For those workout sessions, he modified his grip on the bat to try to mitigate the possibility of pain. But he couldn't make any promises that he'd follow suit when the game begins.
"I changed my grip, but I'll see what happens in the game," Rosario said. "I do my thinking now, but in the game I'm just going to go and play. Whatever happens, it happens. But I don't want to think at the plate. When I think, I don't do well."
Rosario entered Thursday night batting .244 with three home runs and 13 RBIs. For the last two-plus seasons, Rosario has been among the Majors' top power-hitting and run-producing catchers. His 18 games of three or more RBIs since the start of 2012 are most among Major League catchers.
But this is the second time that Rosario has had to deal with left hand and wrist injuries. Couple those with the fact he's a catcher and his left hand takes a beating receiving pitches, and there's always the possibility that it could be difficult to produce consistently offensively. That's one of the reasons his defense has been a point of focus.
Rosario has made some standout plays defensively, and manager Walt Weiss has praised his improvement with fundamentals and his attention to game planning that could help his pitchers. Those traits can keep him effective even if his offense is affected by the bumps and bruises that can happen in his job.
"He's getting better and better back there," Weiss said. "Those guys rarely feel great because they're always getting nicked up as a catcher. But he's a big, strong guy. That's why they call him 'The Bull.' He's ready to roll."

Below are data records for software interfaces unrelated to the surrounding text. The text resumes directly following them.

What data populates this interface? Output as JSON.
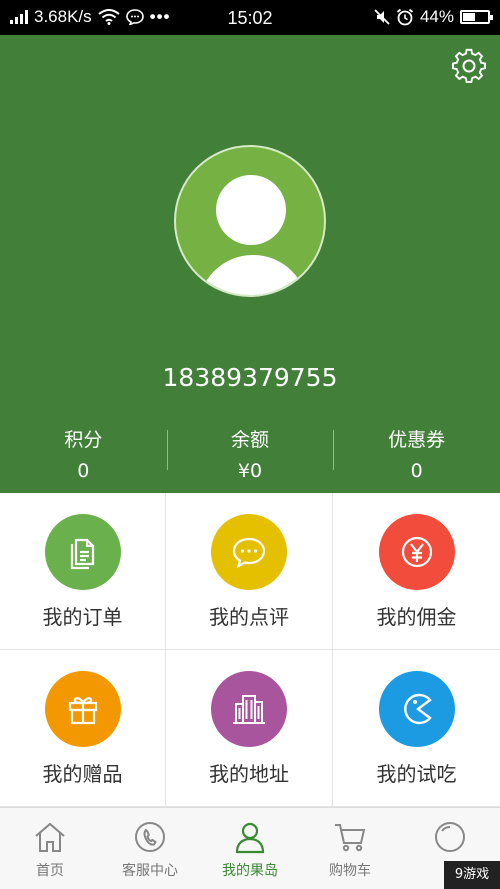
{
  "status_bar": {
    "speed": "3.68K/s",
    "time": "15:02",
    "battery": "44%"
  },
  "profile": {
    "phone": "18389379755"
  },
  "stats": [
    {
      "label": "积分",
      "value": "0"
    },
    {
      "label": "余额",
      "value": "¥0"
    },
    {
      "label": "优惠券",
      "value": "0"
    }
  ],
  "menu": [
    {
      "label": "我的订单",
      "color": "#6ab04c",
      "icon": "orders-icon"
    },
    {
      "label": "我的点评",
      "color": "#e5c000",
      "icon": "comment-icon"
    },
    {
      "label": "我的佣金",
      "color": "#f14c3c",
      "icon": "commission-icon"
    },
    {
      "label": "我的赠品",
      "color": "#f39800",
      "icon": "gift-icon"
    },
    {
      "label": "我的地址",
      "color": "#a9559e",
      "icon": "building-icon"
    },
    {
      "label": "我的试吃",
      "color": "#1c9be2",
      "icon": "pacman-icon"
    }
  ],
  "tabs": [
    {
      "label": "首页",
      "icon": "home-icon"
    },
    {
      "label": "客服中心",
      "icon": "phone-icon"
    },
    {
      "label": "我的果岛",
      "icon": "user-icon",
      "active": true
    },
    {
      "label": "购物车",
      "icon": "cart-icon"
    },
    {
      "label": "",
      "icon": "circle-icon"
    }
  ],
  "watermark": "9游戏",
  "colors": {
    "header": "#42803a",
    "avatar": "#76b243",
    "active_tab": "#3a8a33"
  }
}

Thomas Harding is a reporter for MLB.com. Follow him on Twitter @harding_at_mlb. This story was not subject to the approval of Major League Baseball or its clubs.